ABOVE: Breonna Taylor to be on the cover of Oprah’s “O” magazine in September 2020. The cover is the work of self-trained 24-year-old digital artist Alexis Franklin. (Image courtesy Oprahmag.com)
HER LIFE MATTERS. The words appear along with the name of Breonna Taylor on the September issue of O, The Oprah Magazine. A beautiful portrait of the 26-year-old emergency room technician created by digital artist Alexis Franklin graces the cover. The magazine enlisted Franklin and paper-cut artist Janelle Washington to honor Taylor in its latest edition.
Taylor was shot and killed in her home by police on March 13 in Louisville, Ky., when three police officers stormed into her apartment shortly after midnight on a no-knock search warrant. One of the officers was fired. Two have been placed on administrative duty. None of the officers have been charged in Taylor’s death.
The public was largely unaware of the incident until late May when George Floyd was murdered on camera by Minneapolis police, generating widespread rebuke and renewed attention to police killing Black people. In cities across the nation and the world, people responded by taking to the streets in protest.
While the circumstances surrounding Taylor’s death and others have become known, the media coverage has focused primarily on Floyd and a more expansive protest agenda about the Black Lives Matter movement, racial justice, and police reform.
A steady groundswell has continued to press for justice in Taylor’s case—her family, lawyers, the community-at-large, and celebrities, including Oprah Winfrey. Marking Taylor’s birthday on June 5, Oprah posted on Twitter encouraging her followers to honor her life and memory.
She said: “In our fight to remind the world that Black Lives Matter, we need to remember those Black lives also include Black women. So on what would’ve been her 27th birthday today, let’s speak her name: Breonna Taylor.” The message was accompanied by an image similar to the one created for the magazine cover.
The issue also includes a silhouette of Taylor by Alexandria, Va.-based Washington, whose practice is called Washington Cuts. The image features nearly 100 names from the African American Policy Forum’s #SayHerName campaign. The project was initiated in 2014, after the death of Sandra Bland, to bring attention to Black women and girls who have been “victimized by racist police violence.” An article in the issue also recommends how readers can raise awareness for Taylor.
For the first time since Oprah Magazine was founded in 2000, Oprah isn’t on the cover of her magazine. In her column for the issue, she explained why the unprecedented decision was made. Because, “We can’t be silent. We have to use whatever megaphone we have to cry for justice,” Oprah said.

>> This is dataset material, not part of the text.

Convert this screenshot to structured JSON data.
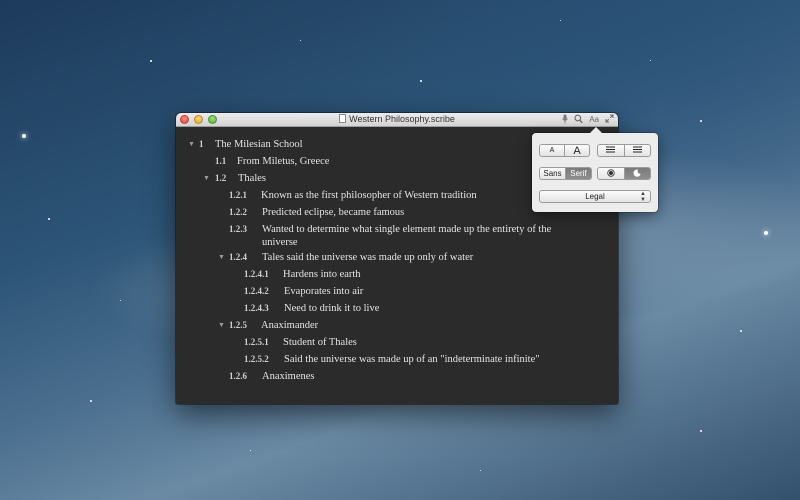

The magazine commissioned Franklin, a self-taught artist based in Dallas, Texas, to produce the cover and shared how it came together. She reimagined a selfie photo Taylor took that has appeared countless times in the press and transformed it into a painterly image. Franklin used Procreate for the iPad to figure out her concept and Photoshop to build the digital portrait.

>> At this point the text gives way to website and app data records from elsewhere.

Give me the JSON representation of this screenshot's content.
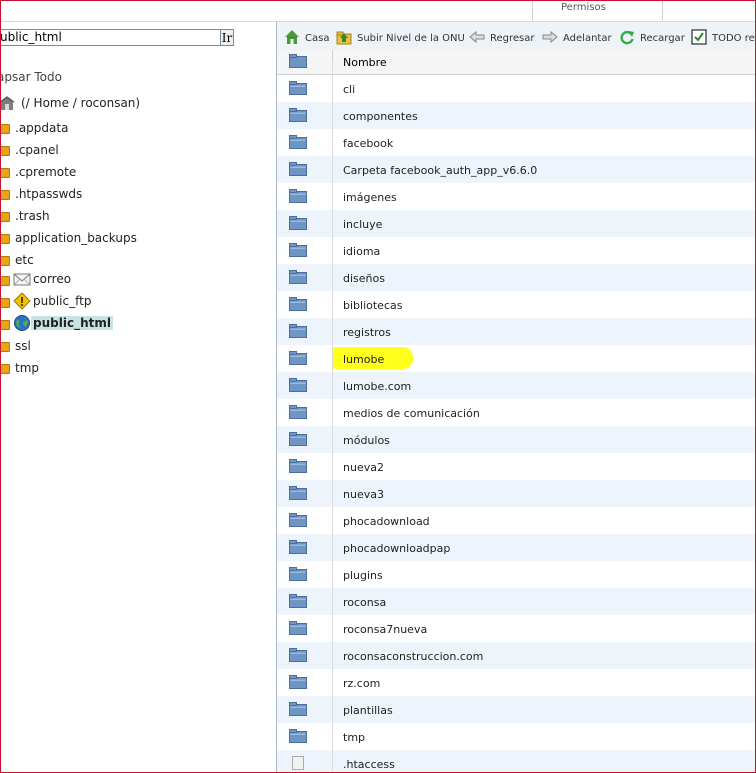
{
  "header": {
    "permissions_col": "Permisos"
  },
  "left_panel": {
    "path_input_value": "ublic_html",
    "go_button": "Ir",
    "collapse_all": "apsar Todo",
    "home_label": "(/ Home / roconsan)",
    "tree": [
      {
        "label": ".appdata",
        "type": "folder"
      },
      {
        "label": ".cpanel",
        "type": "folder"
      },
      {
        "label": ".cpremote",
        "type": "folder"
      },
      {
        "label": ".htpasswds",
        "type": "folder"
      },
      {
        "label": ".trash",
        "type": "folder"
      },
      {
        "label": "application_backups",
        "type": "folder"
      },
      {
        "label": "etc",
        "type": "folder"
      },
      {
        "label": "correo",
        "type": "mail"
      },
      {
        "label": "public_ftp",
        "type": "ftp"
      },
      {
        "label": "public_html",
        "type": "web",
        "selected": true
      },
      {
        "label": "ssl",
        "type": "folder"
      },
      {
        "label": "tmp",
        "type": "folder"
      }
    ]
  },
  "toolbar": {
    "items": [
      {
        "label": "Casa",
        "icon": "home-icon"
      },
      {
        "label": "Subir Nivel de la ONU",
        "icon": "up-level-icon"
      },
      {
        "label": "Regresar",
        "icon": "back-arrow-icon"
      },
      {
        "label": "Adelantar",
        "icon": "forward-arrow-icon"
      },
      {
        "label": "Recargar",
        "icon": "reload-icon"
      },
      {
        "label": "TODO rec",
        "icon": "checkbox-icon"
      }
    ]
  },
  "file_list": {
    "column_name": "Nombre",
    "rows": [
      "cli",
      "componentes",
      "facebook",
      "Carpeta facebook_auth_app_v6.6.0",
      "imágenes",
      "incluye",
      "idioma",
      "diseños",
      "bibliotecas",
      "registros",
      "lumobe",
      "lumobe.com",
      "medios de comunicación",
      "módulos",
      "nueva2",
      "nueva3",
      "phocadownload",
      "phocadownloadpap",
      "plugins",
      "roconsa",
      "roconsa7nueva",
      "roconsaconstruccion.com",
      "rz.com",
      "plantillas",
      "tmp"
    ],
    "last_row_partial": ".htaccess",
    "highlighted_row": "lumobe",
    "highlight_color": "#ffff1a"
  },
  "colors": {
    "border_accent": "#c8102e",
    "alt_row": "#eef4fb",
    "selected_tree": "#c9e3e3",
    "folder_blue": "#5b86b8"
  }
}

Franklin said she was deeply affected by the deaths of Alton Sterling and Philando Castille in 2016. The tragedies hit her so hard she shut herself off from the news, she said. But the death of Taylor was an awakening.
“I was uncontrollably angry and hurt. This time there was no shoving it down,” the artist said. Inspired by how Taylor represented herself, Franklin was motivated to create a powerful portrait.

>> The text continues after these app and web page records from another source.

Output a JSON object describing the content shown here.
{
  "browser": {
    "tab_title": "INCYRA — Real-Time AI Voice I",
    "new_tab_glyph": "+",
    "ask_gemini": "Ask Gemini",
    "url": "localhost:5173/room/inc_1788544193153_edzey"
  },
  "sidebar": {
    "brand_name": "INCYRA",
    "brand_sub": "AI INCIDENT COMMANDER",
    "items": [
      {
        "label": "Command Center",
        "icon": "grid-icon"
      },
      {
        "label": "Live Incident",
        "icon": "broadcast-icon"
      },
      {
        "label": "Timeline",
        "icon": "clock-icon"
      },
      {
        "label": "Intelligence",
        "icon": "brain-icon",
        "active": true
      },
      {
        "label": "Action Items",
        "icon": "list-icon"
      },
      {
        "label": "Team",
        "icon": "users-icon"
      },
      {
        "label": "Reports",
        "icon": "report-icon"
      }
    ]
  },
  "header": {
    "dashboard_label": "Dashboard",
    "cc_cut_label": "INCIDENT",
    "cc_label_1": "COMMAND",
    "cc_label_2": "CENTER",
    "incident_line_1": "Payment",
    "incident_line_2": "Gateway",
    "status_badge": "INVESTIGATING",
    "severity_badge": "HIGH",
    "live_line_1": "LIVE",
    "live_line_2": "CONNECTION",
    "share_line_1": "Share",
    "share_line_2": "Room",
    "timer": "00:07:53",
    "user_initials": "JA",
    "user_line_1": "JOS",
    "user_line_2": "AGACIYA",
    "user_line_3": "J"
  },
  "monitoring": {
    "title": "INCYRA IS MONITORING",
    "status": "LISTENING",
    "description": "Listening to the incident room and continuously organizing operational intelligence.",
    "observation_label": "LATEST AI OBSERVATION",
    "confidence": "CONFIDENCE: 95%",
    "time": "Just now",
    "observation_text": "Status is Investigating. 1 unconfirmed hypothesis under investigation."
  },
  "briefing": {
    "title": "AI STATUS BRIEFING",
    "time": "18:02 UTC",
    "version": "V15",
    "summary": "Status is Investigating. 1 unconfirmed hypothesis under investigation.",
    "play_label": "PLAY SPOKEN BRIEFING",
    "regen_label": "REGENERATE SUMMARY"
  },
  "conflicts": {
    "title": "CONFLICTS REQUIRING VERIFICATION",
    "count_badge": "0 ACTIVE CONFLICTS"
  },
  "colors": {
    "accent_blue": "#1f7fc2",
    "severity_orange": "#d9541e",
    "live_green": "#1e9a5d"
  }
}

“Looking at it (the selfie), I see an innocence, simple but powerful. It was critical for me to retain that. And there was a sparkle in Breonna’s eyes—a young Black woman posing in her Louisville EMS shirt, happy to be alive,” Franklin said.
“So many things were going through my mind—Breonna’s life, mostly, and how it ended so abruptly and unnecessarily.”